Results? I have to confess this is all “subjective”. I don’t really have anyone to compare myself to. I don’t know anyone else who returned to the practice of aikido after seventeen years off the mats. And success at working to get my aikido “mojo” back at the age of 54 is also hard to judge, because I was 34 when I quit. It was amazingly easier to achieve physical fitness and agility at that age.
Nonetheless, Sarutahiko does seem to be helping me. After one year back on the mats, I am very happy with what I have gained back. In the above recently made video, you can see me performing up to black-belt form, even if it’s still not quite the stuff I could do in my thirties. In the video I am my teacher’s partner while he is demonstrating a technique, but in the last twenty seconds of the video he has me perform the technique twice (right side, left side) When I reviewed this video, I found my second execution to be smooth and subtle. I was pleased.
I was also pleased, when I saw the above video, to observe that my sword work has also picked up some power and precision lately. This exercise is called happo undo, which means “eight directions practice”. Chaotes should take note that the exercise is about projecting energy outward from the center in eight directions (It teaches one to turn rapidly and maintain balance, so as to be ready for an attack from any direction. There is also a spiritual metaphor that one is cutting the fetters that bind one’s spirit.). The first four cuts describe a cross. The fourth cut is a 45-degree turn (as opposed to 180 and 90 for the rest of the cuts), which then begins a second cross whose arms fall between the arms of the first cross.
This exercise should be performed like a meditation, working to maintain absolute concentration from the moment one draws the sword until one has sheathed it again. And it teaches a lot about integrating breathing with movement.
But perhaps the evidence that the spiritualization of my practice has born some results is best illustrate by the following anecdote.
As I’ve mentioned before, my teachers acknowledged my rank and skills by allowing me to teach the last class of every month. I contemplate what I will teach in my next class during the weeks in between.
This last weekend I was in the hills of Northern Hungary, near the Slovakian border, attending the annual kindergarten camp held by our Waldorf kindergarten. In the morning, before everyone else was up, I would slip into the forest and do my morning exercises in the fresh, conifer-scented air. As has become my habit, I visualized Sarutahiko and bowed to him before I began training. At some point I began doing a slow “mime” of one of the techniques I plan to teach this month. Suddenly, in a flash, it came to me how to explain the essence of the technique in terms of yin/yang, drawing and projecting. It struck me as the perfect way to show why, at the beginning of the technique, one hand turns upward while the other turns downward, and why they reverse for the throw. I knew I could get the idea across very easily this way. I’d never seen the technique explained this way before. I kept spinning and turning my hands, and I felt the smooth energy flow this enabled.
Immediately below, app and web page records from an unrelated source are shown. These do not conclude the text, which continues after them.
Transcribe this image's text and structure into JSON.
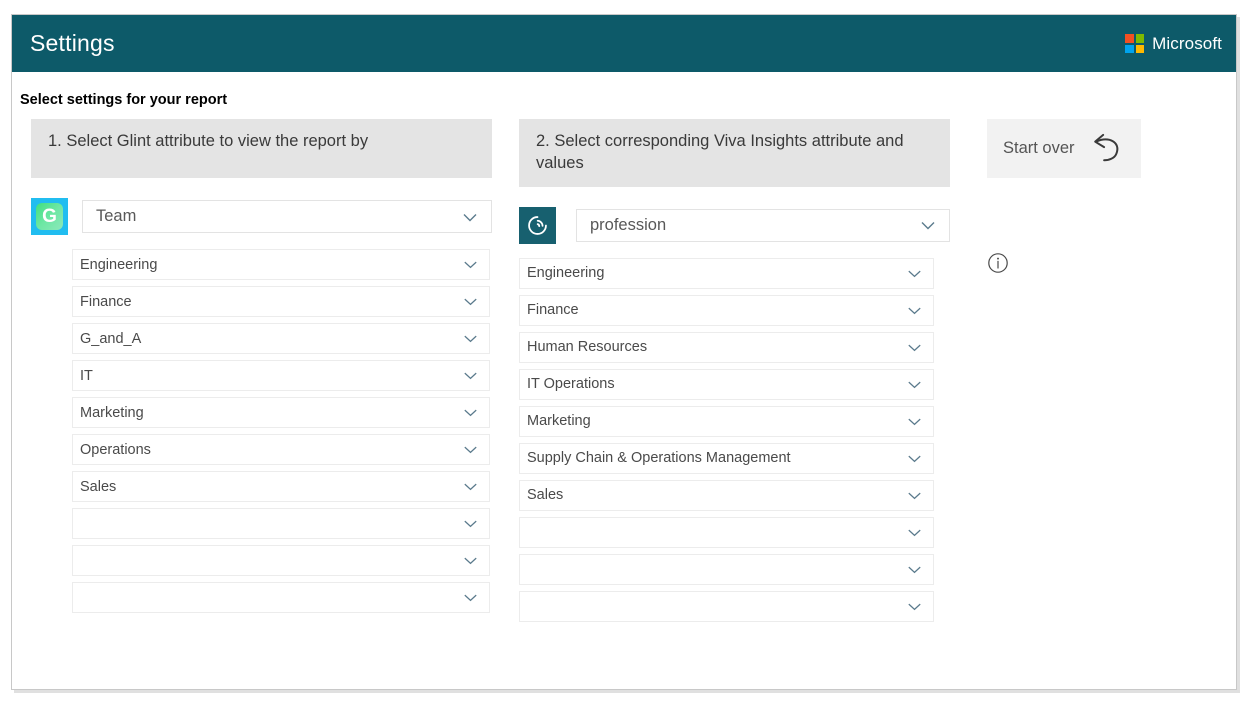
{
  "window": {
    "title": "Settings",
    "brand": {
      "name": "Microsoft",
      "logo_colors": {
        "top_left": "#f25022",
        "top_right": "#7fba00",
        "bottom_left": "#00a4ef",
        "bottom_right": "#ffb900"
      },
      "logo_icon": "microsoft-logo-icon"
    },
    "titlebar_color": "#0d5a69"
  },
  "page": {
    "section_title": "Select settings for your report"
  },
  "columns": {
    "glint": {
      "header": "1. Select Glint attribute to view the report by",
      "app_icon": "glint-logo-icon",
      "app_icon_letter": "G",
      "attribute_value": "Team",
      "attribute_chevron_icon": "chevron-down-icon",
      "values": [
        "Engineering",
        "Finance",
        "G_and_A",
        "IT",
        "Marketing",
        "Operations",
        "Sales",
        "",
        "",
        ""
      ]
    },
    "viva": {
      "header": "2. Select corresponding Viva Insights attribute and values",
      "app_icon": "viva-insights-logo-icon",
      "attribute_value": "profession",
      "attribute_chevron_icon": "chevron-down-icon",
      "values": [
        "Engineering",
        "Finance",
        "Human Resources",
        "IT Operations",
        "Marketing",
        "Supply Chain & Operations Management",
        "Sales",
        "",
        "",
        ""
      ]
    },
    "actions": {
      "start_over_label": "Start over",
      "start_over_icon": "undo-arrow-icon",
      "info_icon": "info-circle-icon"
    }
  },
  "colors": {
    "titlebar": "#0d5a69",
    "header_box": "#e4e4e4",
    "button_box": "#f2f2f2",
    "glint_outer": "#21bdf0",
    "glint_inner": "#4ee08d",
    "viva_square": "#17606f",
    "text": "#4a4a4a"
  }
}
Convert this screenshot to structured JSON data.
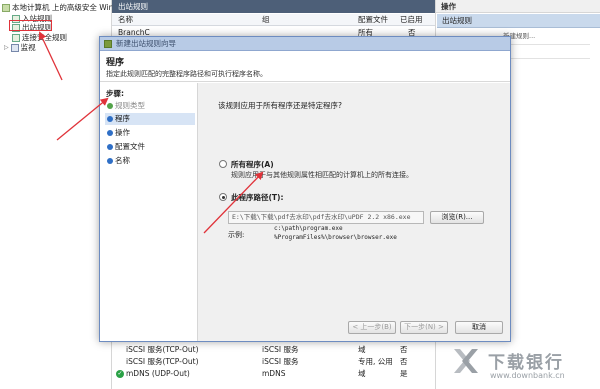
{
  "tree": {
    "root_label": "本地计算机 上的高级安全 Wind",
    "items": [
      {
        "label": "入站规则"
      },
      {
        "label": "出站规则"
      },
      {
        "label": "连接安全规则"
      },
      {
        "label": "监视"
      }
    ]
  },
  "middle": {
    "title": "出站规则",
    "columns": [
      "名称",
      "组",
      "配置文件",
      "已启用"
    ],
    "top_row": {
      "name": "BranchC",
      "config": "所有",
      "enabled": "否"
    },
    "rows": [
      {
        "name": "iSCSI 服务(TCP-Out)",
        "group": "iSCSI 服务",
        "config": "域",
        "enabled": "否"
      },
      {
        "name": "iSCSI 服务(TCP-Out)",
        "group": "iSCSI 服务",
        "config": "专用, 公用",
        "enabled": "否"
      },
      {
        "name": "mDNS (UDP-Out)",
        "group": "mDNS",
        "config": "域",
        "enabled": "是"
      }
    ]
  },
  "actions": {
    "title": "操作",
    "selected": "出站规则",
    "fragment": "新建规则..."
  },
  "dialog": {
    "title": "新建出站规则向导",
    "heading": "程序",
    "subheading": "指定此规则匹配的完整程序路径和可执行程序名称。",
    "steps_title": "步骤:",
    "steps": [
      "规则类型",
      "程序",
      "操作",
      "配置文件",
      "名称"
    ],
    "current_step": 1,
    "question": "该规则应用于所有程序还是特定程序?",
    "all_programs": {
      "label": "所有程序(A)",
      "desc": "规则应用于与其他规则属性相匹配的计算机上的所有连接。",
      "selected": false
    },
    "this_program": {
      "label": "此程序路径(T):",
      "selected": true
    },
    "program_path": "E:\\下载\\下载\\pdf去水印\\pdf去水印\\uPDF 2.2 x86.exe",
    "browse_label": "浏览(R)...",
    "example_label": "示例:",
    "examples": [
      "c:\\path\\program.exe",
      "%ProgramFiles%\\browser\\browser.exe"
    ],
    "back_label": "< 上一步(B)",
    "next_label": "下一步(N) >",
    "cancel_label": "取消"
  },
  "watermark": {
    "text": "下载银行",
    "url": "www.downbank.cn"
  },
  "colors": {
    "annotation": "#e0333a",
    "dialog_title_bg": "#b8cbe6",
    "selected_step_bg": "#d7e4f5"
  }
}
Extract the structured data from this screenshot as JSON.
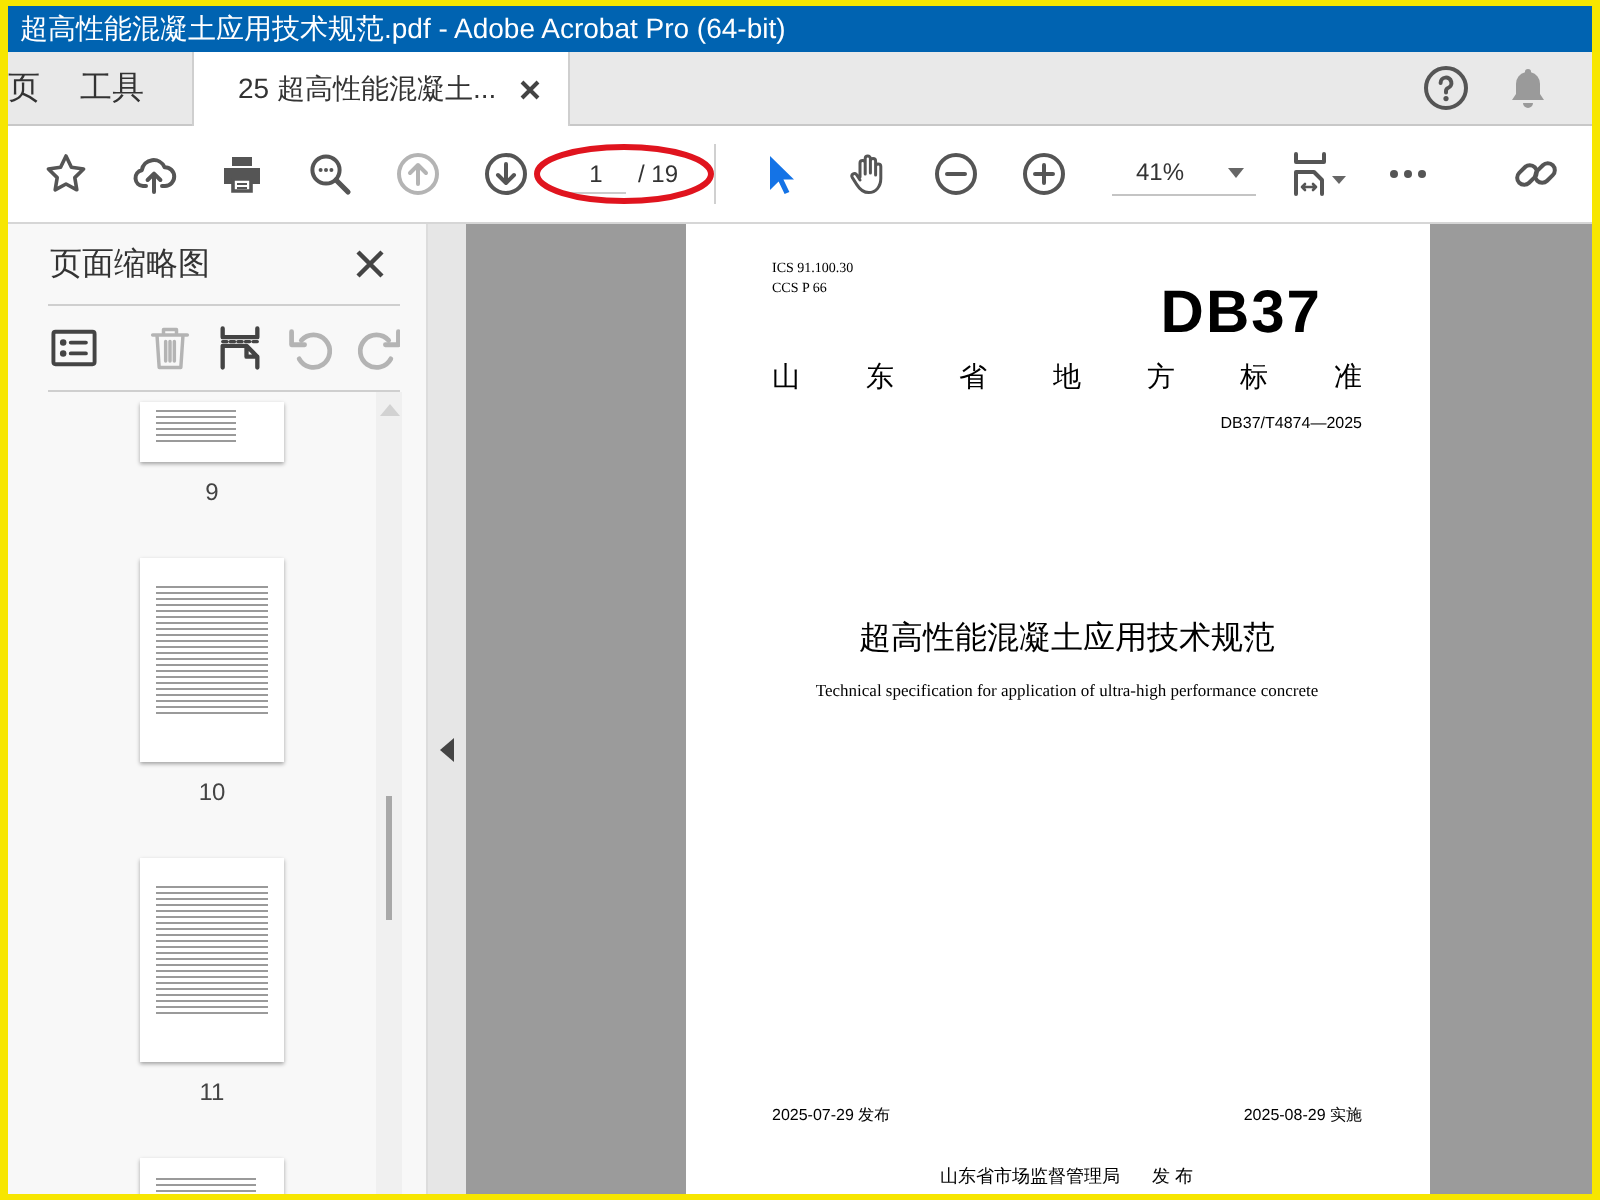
{
  "window": {
    "title": "超高性能混凝土应用技术规范.pdf - Adobe Acrobat Pro (64-bit)"
  },
  "tabs": [
    {
      "label": "页",
      "selected": false
    },
    {
      "label": "工具",
      "selected": false
    },
    {
      "label": "25 超高性能混凝土...",
      "selected": true
    }
  ],
  "toolbar": [
    {
      "kind": "star",
      "disabled": false
    },
    {
      "kind": "upload",
      "disabled": false
    },
    {
      "kind": "print",
      "disabled": false
    },
    {
      "kind": "zoom-search",
      "disabled": false
    },
    {
      "kind": "previous-page",
      "disabled": true
    },
    {
      "kind": "next-page",
      "disabled": false
    },
    {
      "kind": "page-field",
      "value": "1",
      "total": "/ 19"
    },
    {
      "kind": "divider"
    },
    {
      "kind": "select-tool",
      "selected": true
    },
    {
      "kind": "hand-tool",
      "selected": false
    },
    {
      "kind": "zoom-out",
      "disabled": false
    },
    {
      "kind": "zoom-in",
      "disabled": false
    },
    {
      "kind": "zoom-field",
      "value": "41%"
    },
    {
      "kind": "fit-page"
    },
    {
      "kind": "more"
    },
    {
      "kind": "link"
    }
  ],
  "annotations": [
    {
      "kind": "ellipse"
    }
  ],
  "thumbnail_panel": {
    "title": "页面缩略图",
    "tools": [
      {
        "kind": "options",
        "disabled": false
      },
      {
        "kind": "delete",
        "disabled": true
      },
      {
        "kind": "insert",
        "disabled": false
      },
      {
        "kind": "undo",
        "disabled": true
      },
      {
        "kind": "redo",
        "disabled": true
      }
    ],
    "pages": [
      {
        "label": "9"
      },
      {
        "label": "10"
      },
      {
        "label": "11"
      }
    ]
  },
  "document": {
    "ics": "ICS  91.100.30",
    "ccs": "CCS  P 66",
    "logo": "DB37",
    "category": "山 东 省 地 方 标 准",
    "number": "DB37/T4874—2025",
    "title": "超高性能混凝土应用技术规范",
    "subtitle": "Technical specification for application of ultra-high performance concrete",
    "issued": "2025-07-29 发布",
    "effective": "2025-08-29 实施",
    "issuer": "山东省市场监督管理局",
    "issuer_action": "发 布"
  }
}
Then it struck me where this idea had come from. Immediately, I bowed deeply and said, “Thank you very much, Sarutahiko.”
To paraphrase Rick in Casablanca: I think this is the beginning of a beautiful relationship.
*Strictly speaking, Japanese martial arts don’t really include karate, which is Okinawan, and came to the Japanese Islands by way of China. The form of karate that Elvis Presley made famous by becoming the student of Ed Parker is called kenpo, because kenpo is a Japanese adjective meaning “Chinese”; ergo it is Chinese empty-handed technique.
**bu=martial, do=tao=way or path; ergo, the martial path, the way of the warrior